▶ PROBLEM TO SOLVE: Scan the records below for the word "headphones" and give only the number of lines that hold it.

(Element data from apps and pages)
■ ■ ■

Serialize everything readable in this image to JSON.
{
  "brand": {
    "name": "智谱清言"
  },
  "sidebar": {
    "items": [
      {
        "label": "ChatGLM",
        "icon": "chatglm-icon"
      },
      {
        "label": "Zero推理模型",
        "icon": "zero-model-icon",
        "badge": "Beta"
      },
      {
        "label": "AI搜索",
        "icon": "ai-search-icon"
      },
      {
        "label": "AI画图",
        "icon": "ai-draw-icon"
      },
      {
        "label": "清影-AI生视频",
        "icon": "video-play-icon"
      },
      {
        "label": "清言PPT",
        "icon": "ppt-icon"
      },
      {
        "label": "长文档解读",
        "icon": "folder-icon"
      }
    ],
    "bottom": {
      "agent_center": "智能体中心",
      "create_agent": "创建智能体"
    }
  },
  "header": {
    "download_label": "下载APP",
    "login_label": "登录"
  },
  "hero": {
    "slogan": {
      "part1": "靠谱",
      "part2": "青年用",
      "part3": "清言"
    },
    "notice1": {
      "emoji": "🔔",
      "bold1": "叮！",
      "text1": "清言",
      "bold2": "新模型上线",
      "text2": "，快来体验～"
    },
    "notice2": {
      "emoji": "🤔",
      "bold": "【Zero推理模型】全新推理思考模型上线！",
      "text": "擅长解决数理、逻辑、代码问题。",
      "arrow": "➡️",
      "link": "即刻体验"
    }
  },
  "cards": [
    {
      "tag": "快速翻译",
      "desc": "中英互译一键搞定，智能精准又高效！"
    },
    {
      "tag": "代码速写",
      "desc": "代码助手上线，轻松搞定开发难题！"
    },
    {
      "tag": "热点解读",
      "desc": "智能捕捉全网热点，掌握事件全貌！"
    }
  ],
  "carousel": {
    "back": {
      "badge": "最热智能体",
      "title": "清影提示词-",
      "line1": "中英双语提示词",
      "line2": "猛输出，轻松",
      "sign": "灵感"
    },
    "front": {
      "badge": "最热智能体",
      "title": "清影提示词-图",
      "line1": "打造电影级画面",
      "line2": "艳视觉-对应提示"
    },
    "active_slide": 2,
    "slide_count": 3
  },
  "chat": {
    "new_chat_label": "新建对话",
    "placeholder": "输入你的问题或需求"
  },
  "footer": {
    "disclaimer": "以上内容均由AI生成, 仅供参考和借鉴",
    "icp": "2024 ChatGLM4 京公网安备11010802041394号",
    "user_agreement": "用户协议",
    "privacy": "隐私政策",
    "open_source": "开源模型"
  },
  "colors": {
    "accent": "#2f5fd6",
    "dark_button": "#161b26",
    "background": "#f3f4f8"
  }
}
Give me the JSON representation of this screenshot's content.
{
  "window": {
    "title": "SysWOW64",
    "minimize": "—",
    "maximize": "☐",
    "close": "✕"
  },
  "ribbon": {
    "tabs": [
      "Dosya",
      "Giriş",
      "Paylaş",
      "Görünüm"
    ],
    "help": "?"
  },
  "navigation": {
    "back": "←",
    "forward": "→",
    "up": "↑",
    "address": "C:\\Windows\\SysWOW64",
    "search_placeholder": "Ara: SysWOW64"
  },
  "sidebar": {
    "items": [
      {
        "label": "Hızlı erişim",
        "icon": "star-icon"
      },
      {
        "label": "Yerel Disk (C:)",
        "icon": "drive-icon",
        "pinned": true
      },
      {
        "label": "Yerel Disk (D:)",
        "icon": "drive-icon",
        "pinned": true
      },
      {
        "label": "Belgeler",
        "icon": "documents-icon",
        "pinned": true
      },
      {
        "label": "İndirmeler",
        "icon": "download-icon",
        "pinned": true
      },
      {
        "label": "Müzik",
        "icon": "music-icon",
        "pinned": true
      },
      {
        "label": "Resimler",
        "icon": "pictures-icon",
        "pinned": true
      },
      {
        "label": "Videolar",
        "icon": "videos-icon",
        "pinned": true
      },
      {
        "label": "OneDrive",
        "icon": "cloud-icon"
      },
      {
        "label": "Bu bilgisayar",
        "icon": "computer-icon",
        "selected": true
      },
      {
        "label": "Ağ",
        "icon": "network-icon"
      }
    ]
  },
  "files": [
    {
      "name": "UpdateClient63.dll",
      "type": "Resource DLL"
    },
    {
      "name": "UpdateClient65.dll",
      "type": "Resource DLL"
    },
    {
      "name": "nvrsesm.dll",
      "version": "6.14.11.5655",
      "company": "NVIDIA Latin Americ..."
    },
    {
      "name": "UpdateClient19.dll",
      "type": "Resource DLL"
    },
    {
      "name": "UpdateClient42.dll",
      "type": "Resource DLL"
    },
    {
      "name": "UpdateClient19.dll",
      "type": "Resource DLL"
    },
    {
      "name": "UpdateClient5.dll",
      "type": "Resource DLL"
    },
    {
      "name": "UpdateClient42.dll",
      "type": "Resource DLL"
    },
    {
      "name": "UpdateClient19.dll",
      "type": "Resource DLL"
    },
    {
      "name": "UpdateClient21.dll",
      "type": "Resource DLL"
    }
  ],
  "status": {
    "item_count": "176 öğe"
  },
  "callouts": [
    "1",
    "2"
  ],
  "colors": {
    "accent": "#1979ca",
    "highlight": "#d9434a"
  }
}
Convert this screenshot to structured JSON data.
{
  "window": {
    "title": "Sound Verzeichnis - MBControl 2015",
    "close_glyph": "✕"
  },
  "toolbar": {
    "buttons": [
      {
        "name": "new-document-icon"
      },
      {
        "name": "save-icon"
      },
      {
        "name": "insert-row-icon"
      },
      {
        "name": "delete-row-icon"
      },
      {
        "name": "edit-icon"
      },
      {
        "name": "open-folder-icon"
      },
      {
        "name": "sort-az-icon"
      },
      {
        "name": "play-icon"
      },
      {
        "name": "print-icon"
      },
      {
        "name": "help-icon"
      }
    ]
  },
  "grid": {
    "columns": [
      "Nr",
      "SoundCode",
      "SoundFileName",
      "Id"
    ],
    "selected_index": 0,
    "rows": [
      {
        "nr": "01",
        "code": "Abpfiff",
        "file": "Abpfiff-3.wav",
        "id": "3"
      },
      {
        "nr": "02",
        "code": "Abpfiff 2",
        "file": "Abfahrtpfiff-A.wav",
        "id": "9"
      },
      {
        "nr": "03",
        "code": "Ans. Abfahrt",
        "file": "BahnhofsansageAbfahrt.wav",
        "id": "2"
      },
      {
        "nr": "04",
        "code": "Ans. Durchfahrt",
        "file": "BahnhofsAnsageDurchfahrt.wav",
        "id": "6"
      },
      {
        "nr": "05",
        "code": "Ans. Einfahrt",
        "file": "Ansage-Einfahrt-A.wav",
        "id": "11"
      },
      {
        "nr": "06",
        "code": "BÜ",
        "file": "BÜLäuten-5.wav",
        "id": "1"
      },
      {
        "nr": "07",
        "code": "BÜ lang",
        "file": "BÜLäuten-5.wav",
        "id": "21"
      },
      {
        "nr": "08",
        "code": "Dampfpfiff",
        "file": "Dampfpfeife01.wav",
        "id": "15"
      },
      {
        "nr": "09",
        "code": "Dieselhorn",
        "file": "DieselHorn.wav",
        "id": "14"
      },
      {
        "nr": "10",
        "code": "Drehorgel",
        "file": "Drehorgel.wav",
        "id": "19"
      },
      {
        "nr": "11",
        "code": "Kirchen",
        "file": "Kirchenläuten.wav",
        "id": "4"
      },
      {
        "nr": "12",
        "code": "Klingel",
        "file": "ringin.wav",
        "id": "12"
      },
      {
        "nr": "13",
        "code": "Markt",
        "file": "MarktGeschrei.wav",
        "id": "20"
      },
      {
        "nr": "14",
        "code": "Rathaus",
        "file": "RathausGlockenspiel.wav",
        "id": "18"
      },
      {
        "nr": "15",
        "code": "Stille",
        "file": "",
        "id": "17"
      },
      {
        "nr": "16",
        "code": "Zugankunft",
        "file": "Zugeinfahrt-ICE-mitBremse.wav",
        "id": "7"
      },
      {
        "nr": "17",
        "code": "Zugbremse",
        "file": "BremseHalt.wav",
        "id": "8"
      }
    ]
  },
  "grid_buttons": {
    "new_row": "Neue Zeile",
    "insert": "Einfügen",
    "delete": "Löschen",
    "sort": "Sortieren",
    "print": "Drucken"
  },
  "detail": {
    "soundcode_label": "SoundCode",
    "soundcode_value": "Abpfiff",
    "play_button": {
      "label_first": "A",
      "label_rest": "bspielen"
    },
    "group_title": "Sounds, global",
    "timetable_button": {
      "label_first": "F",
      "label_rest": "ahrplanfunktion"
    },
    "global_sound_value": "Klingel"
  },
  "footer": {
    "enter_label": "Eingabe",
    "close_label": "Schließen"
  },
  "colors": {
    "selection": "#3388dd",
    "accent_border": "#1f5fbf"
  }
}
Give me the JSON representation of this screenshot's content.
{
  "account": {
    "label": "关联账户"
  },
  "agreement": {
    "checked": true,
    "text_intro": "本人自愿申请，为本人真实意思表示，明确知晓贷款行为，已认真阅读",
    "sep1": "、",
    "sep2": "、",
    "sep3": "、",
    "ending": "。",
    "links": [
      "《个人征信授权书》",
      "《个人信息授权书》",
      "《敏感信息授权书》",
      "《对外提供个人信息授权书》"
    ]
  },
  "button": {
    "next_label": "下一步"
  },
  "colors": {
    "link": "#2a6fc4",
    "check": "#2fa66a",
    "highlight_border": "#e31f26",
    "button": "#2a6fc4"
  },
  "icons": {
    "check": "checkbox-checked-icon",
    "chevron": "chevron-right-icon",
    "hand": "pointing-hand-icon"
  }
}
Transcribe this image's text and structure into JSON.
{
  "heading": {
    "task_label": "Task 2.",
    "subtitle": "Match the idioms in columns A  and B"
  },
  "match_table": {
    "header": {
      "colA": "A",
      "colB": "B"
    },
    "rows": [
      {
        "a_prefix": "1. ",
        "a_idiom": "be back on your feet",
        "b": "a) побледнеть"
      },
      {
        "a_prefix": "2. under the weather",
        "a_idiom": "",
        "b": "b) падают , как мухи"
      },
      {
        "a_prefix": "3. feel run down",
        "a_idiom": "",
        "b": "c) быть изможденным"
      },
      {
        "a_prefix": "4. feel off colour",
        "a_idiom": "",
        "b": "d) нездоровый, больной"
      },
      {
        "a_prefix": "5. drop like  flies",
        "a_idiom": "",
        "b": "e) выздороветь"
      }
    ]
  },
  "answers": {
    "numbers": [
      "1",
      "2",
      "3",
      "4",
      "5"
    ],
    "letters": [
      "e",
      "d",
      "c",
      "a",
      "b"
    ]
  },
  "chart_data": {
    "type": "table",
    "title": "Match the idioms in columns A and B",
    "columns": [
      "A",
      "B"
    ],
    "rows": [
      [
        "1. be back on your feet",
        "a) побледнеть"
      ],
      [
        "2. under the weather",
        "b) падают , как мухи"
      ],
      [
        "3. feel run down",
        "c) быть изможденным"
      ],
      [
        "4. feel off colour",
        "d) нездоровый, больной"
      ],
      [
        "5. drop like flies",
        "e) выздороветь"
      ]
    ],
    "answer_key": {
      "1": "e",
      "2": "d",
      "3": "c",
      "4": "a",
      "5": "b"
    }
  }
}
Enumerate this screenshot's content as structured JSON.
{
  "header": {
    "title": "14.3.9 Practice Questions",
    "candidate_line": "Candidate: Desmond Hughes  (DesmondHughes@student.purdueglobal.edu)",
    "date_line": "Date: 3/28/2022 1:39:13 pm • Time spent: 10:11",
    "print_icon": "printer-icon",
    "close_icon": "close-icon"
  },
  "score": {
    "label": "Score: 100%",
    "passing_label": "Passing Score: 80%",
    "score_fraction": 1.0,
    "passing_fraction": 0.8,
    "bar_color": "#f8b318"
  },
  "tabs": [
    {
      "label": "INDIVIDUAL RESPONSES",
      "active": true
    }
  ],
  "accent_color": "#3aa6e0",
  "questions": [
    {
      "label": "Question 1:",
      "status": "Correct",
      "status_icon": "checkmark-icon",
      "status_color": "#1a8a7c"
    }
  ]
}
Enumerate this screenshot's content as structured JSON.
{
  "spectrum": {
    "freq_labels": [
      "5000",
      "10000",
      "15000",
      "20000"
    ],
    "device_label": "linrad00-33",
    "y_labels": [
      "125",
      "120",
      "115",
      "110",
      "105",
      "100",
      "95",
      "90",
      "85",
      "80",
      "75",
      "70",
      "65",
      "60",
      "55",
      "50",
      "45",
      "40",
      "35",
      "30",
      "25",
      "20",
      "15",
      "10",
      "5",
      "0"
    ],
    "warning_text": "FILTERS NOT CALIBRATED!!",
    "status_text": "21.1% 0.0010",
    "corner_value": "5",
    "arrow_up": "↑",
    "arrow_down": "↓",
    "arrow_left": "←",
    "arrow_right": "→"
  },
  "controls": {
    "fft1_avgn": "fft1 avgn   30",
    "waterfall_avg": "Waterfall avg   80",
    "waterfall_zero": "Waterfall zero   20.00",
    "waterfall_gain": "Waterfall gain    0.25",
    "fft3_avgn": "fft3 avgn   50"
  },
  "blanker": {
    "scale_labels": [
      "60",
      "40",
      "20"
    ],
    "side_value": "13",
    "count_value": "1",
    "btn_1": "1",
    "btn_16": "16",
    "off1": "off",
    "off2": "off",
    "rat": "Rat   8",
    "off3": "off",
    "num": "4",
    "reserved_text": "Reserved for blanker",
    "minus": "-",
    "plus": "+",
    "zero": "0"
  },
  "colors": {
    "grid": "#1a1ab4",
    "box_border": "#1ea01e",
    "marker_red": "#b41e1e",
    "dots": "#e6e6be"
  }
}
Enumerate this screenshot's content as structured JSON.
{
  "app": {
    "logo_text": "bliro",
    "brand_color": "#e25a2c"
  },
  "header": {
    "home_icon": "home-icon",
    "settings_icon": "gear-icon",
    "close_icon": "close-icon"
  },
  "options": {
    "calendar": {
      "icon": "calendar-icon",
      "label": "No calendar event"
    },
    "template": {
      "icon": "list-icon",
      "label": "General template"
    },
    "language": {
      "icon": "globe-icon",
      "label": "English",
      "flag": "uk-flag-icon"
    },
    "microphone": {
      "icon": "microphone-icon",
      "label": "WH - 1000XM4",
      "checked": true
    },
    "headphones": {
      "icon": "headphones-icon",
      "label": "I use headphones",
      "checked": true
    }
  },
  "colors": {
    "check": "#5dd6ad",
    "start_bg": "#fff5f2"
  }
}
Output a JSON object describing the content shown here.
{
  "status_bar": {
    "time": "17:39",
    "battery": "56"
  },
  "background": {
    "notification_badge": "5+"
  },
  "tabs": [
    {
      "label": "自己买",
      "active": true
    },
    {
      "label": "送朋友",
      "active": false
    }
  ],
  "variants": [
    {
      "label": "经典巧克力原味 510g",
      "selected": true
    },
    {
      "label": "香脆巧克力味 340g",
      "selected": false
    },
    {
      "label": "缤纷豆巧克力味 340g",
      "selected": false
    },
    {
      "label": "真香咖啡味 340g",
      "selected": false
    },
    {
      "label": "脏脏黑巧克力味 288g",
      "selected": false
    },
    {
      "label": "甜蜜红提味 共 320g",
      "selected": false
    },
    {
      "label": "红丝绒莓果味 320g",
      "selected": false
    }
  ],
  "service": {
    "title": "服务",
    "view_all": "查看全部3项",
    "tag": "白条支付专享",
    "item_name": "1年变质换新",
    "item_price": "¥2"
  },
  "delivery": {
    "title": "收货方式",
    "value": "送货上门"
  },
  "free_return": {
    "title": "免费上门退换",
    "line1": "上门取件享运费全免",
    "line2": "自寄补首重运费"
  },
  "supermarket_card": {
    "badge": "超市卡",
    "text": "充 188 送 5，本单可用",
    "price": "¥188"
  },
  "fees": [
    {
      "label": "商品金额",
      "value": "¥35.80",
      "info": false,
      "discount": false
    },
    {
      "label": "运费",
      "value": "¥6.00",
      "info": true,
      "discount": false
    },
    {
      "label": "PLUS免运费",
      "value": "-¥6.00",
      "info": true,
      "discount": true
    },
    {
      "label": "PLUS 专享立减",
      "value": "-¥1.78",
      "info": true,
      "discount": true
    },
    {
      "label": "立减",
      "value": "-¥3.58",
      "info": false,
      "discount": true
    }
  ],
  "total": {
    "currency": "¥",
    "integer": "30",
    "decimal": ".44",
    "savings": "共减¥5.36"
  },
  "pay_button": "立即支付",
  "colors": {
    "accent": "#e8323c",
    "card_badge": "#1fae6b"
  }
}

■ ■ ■

▶ EXERCISE RESULT: 3